Blurred Lines: James McAvoy in Trance.

Boyle’s Foil
Rating: *

Trance is a film that’s destined to leave you confused. It’s not long until you realize that Danny Boyle has hijacked your mind, and has ultimately robbed you from a good film.

You are introduced to Simon, an art auctioneer who also moonlights as a mastermind in Franck’s brawny gang of thieves. When a painting (stolen by Franck under the guidance of Simon) goes missing, all fingers point to Simon who now suffers from amnesia. Couple this with the presence of a foxy hypnotist (Rosario Dawson in her wake up call), a number of sexual references, a handful of Inception-styled mumbo jumbo, and voila! You have Trance. The film serves as a comeback vehicle for Dawson who is in need of a second chance. But, you never really realize that as Boyle has you captive. Even James McAvoy didn’t realize that.

Review: To The Wonder

Lovers in Bliss. Kurylenko and Affleck in To The Wonder
Lovers in Bliss. Kurylenko and Affleck in To The Wonder

Wonderland Beckons
Rating: *

Michael Cimino is known for his casual approach to movies. He dedicates time on the small things, gives more screen time for scenes which according to him are vital, and loves filming for more than 3 hours. But, the fact is, Cimino had a vision and fulfilled it. Whether it was the great Deer Hunter or Heaven’s Gate.

The only thing that separates Cimino from Terrence Malick is that Cimino’s films were never somber. They were full of life and you acknowledged it. You reacted to almost everything that happened in Deer Hunter. You were struck with grief when you witnessed the barbaric Russian Roulette games. You were a part of the grand wedding. You were humming “God Bless America” at the end of the movie. You don’t do the same with Malick’s films.

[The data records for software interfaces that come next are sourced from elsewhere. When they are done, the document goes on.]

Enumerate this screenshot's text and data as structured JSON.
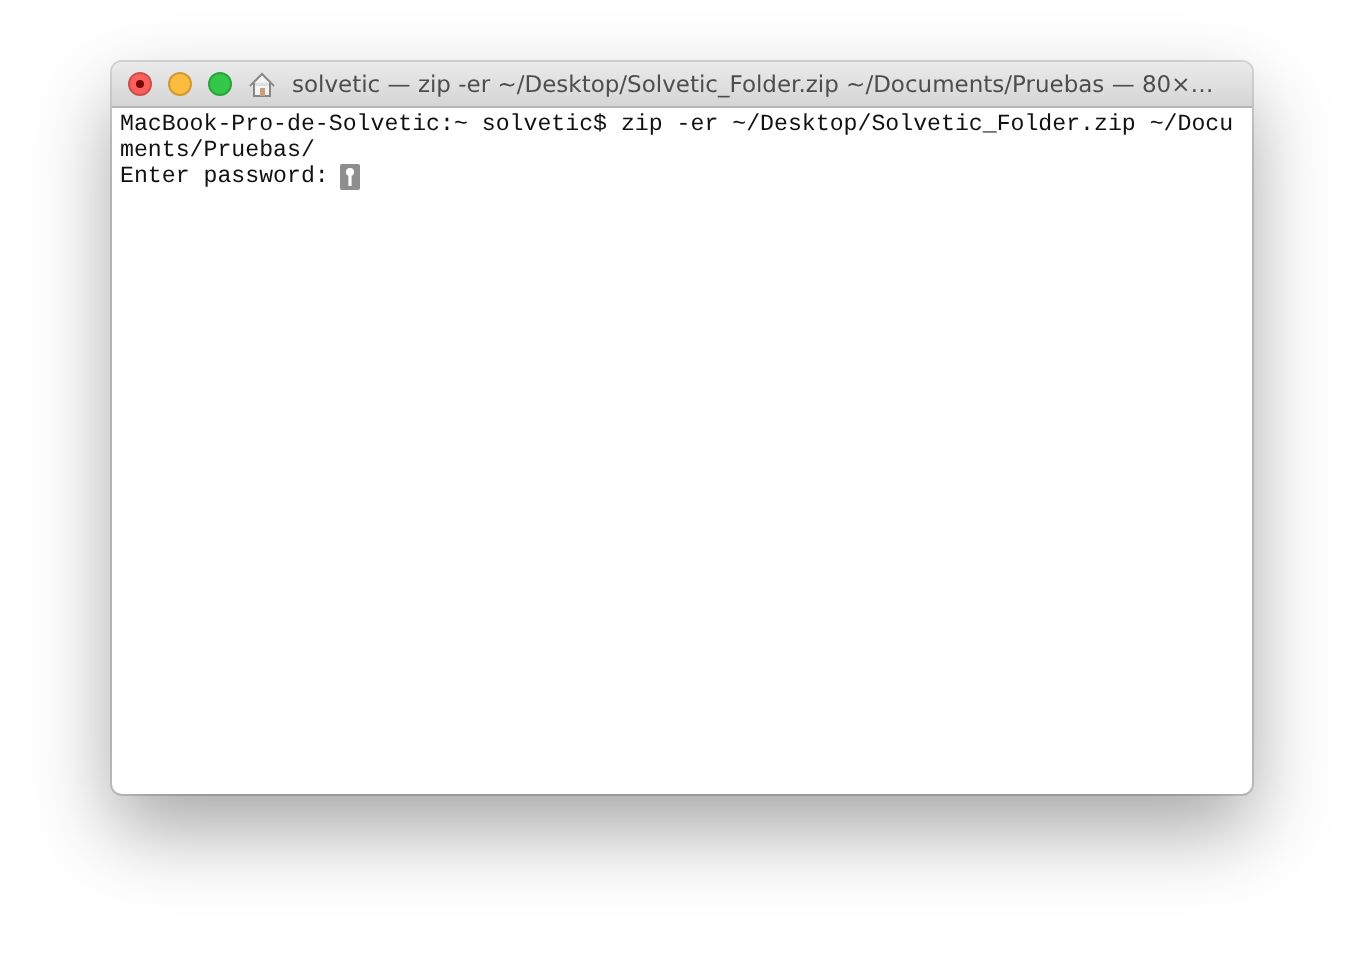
{
  "window": {
    "title": "solvetic — zip -er ~/Desktop/Solvetic_Folder.zip ~/Documents/Pruebas — 80×…",
    "buttons": [
      {
        "kind": "close"
      },
      {
        "kind": "minimize"
      },
      {
        "kind": "zoom"
      }
    ]
  },
  "terminal": {
    "lines": [
      "MacBook-Pro-de-Solvetic:~ solvetic$ zip -er ~/Desktop/Solvetic_Folder.zip ~/Docu",
      "ments/Pruebas/",
      "Enter password:"
    ],
    "cursor": {
      "kind": "key"
    }
  }
}
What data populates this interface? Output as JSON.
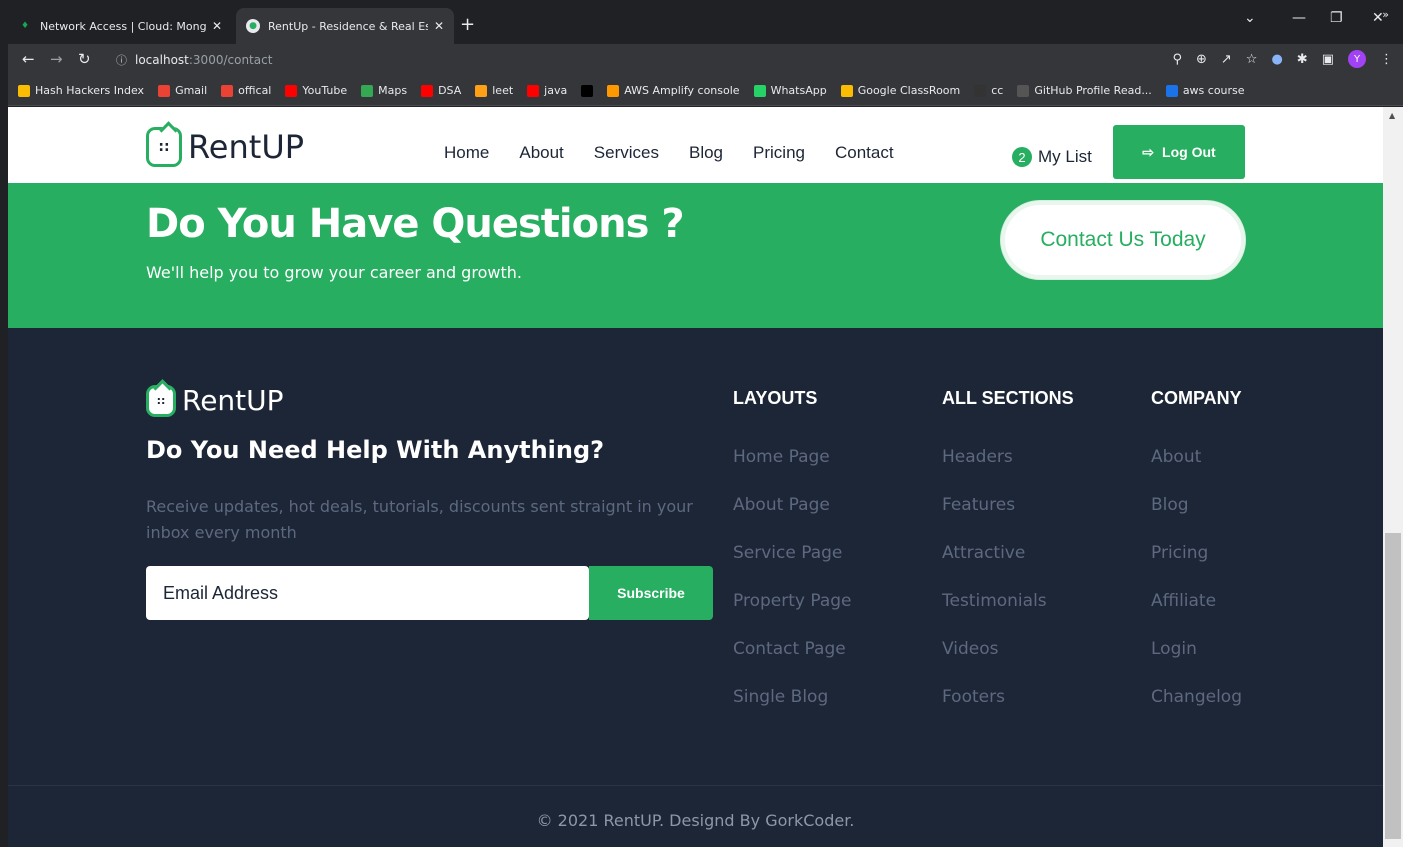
{
  "browser": {
    "tabs": [
      {
        "title": "Network Access | Cloud: MongoD",
        "active": false
      },
      {
        "title": "RentUp - Residence & Real Estate",
        "active": true
      }
    ],
    "url_host": "localhost",
    "url_path": ":3000/contact",
    "bookmarks": [
      {
        "label": "Hash Hackers Index",
        "color": "#fbbc04"
      },
      {
        "label": "Gmail",
        "color": "#ea4335"
      },
      {
        "label": "offical",
        "color": "#ea4335"
      },
      {
        "label": "YouTube",
        "color": "#ff0000"
      },
      {
        "label": "Maps",
        "color": "#34a853"
      },
      {
        "label": "DSA",
        "color": "#ff0000"
      },
      {
        "label": "leet",
        "color": "#ffa116"
      },
      {
        "label": "java",
        "color": "#ff0000"
      },
      {
        "label": "",
        "color": "#000000"
      },
      {
        "label": "AWS Amplify console",
        "color": "#f90"
      },
      {
        "label": "WhatsApp",
        "color": "#25d366"
      },
      {
        "label": "Google ClassRoom",
        "color": "#fbbc04"
      },
      {
        "label": "cc",
        "color": "#333333"
      },
      {
        "label": "GitHub Profile Read...",
        "color": "#555555"
      },
      {
        "label": "aws course",
        "color": "#1a73e8"
      }
    ],
    "more_bookmarks": "»",
    "avatar_letter": "Y"
  },
  "header": {
    "logo_text": "RentUP",
    "nav": [
      "Home",
      "About",
      "Services",
      "Blog",
      "Pricing",
      "Contact"
    ],
    "mylist_count": "2",
    "mylist_label": "My List",
    "logout_label": "Log Out"
  },
  "banner": {
    "title": "Do You Have Questions ?",
    "subtitle": "We'll help you to grow your career and growth.",
    "cta": "Contact Us Today"
  },
  "footer": {
    "logo_text": "RentUP",
    "title": "Do You Need Help With Anything?",
    "description": "Receive updates, hot deals, tutorials, discounts sent straignt in your inbox every month",
    "email_placeholder": "Email Address",
    "subscribe_label": "Subscribe",
    "columns": [
      {
        "title": "LAYOUTS",
        "links": [
          "Home Page",
          "About Page",
          "Service Page",
          "Property Page",
          "Contact Page",
          "Single Blog"
        ]
      },
      {
        "title": "ALL SECTIONS",
        "links": [
          "Headers",
          "Features",
          "Attractive",
          "Testimonials",
          "Videos",
          "Footers"
        ]
      },
      {
        "title": "COMPANY",
        "links": [
          "About",
          "Blog",
          "Pricing",
          "Affiliate",
          "Login",
          "Changelog"
        ]
      }
    ],
    "copyright": "© 2021 RentUP. Designd By GorkCoder."
  },
  "colors": {
    "brand": "#27ae60",
    "footer_bg": "#1d2636"
  }
}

Malick has undergone tremendous change since Badlands, which is still my favourite Malick film. If you’ve heard about Tree of Life, you know what I’m talking about. To The Wonder is a desperate attempt to be another documentary shot by a Discovery Channel crew.

Malick may even be considered to be an evangelist. In Tree of Life, he preached existentialism and the nature of human soul. In To The Wonder, he preaches love in all of its forms. His quest to explain the beauty through long drawn shots of Oklahoma and midwestern United States as he patiently lets his characters walk into their roles. While Olga Kurylenko clearly is the star of the film, one can’t help notice Javier Bardem playing the deus ex machina – a priest undergoing a crisis of faith, who actually solves much of the film’s problems.

Ben Affleck is forever wooden, which is why I found it better when he’s not emoting much. I feel that Malick should only cast Jessica Chastain and either Brad Pitt or Sean Penn in his forthcoming ventures. When they emote, they do it without much fuss and it stands out. Rock solid. Watching Rachel McAdams try hard to emote her feelings felt like watching a game of charades.

To The Wonder may have been a 20 minute film if shot by a film student. It may have been a 150 page teen fiction if written by Nicholas Sparks, Or, it may have been a 90 minute memorable drama if directed by Woody Allen. In Malick’s hands, it’s an overly somber film that never lets the fat lady sing.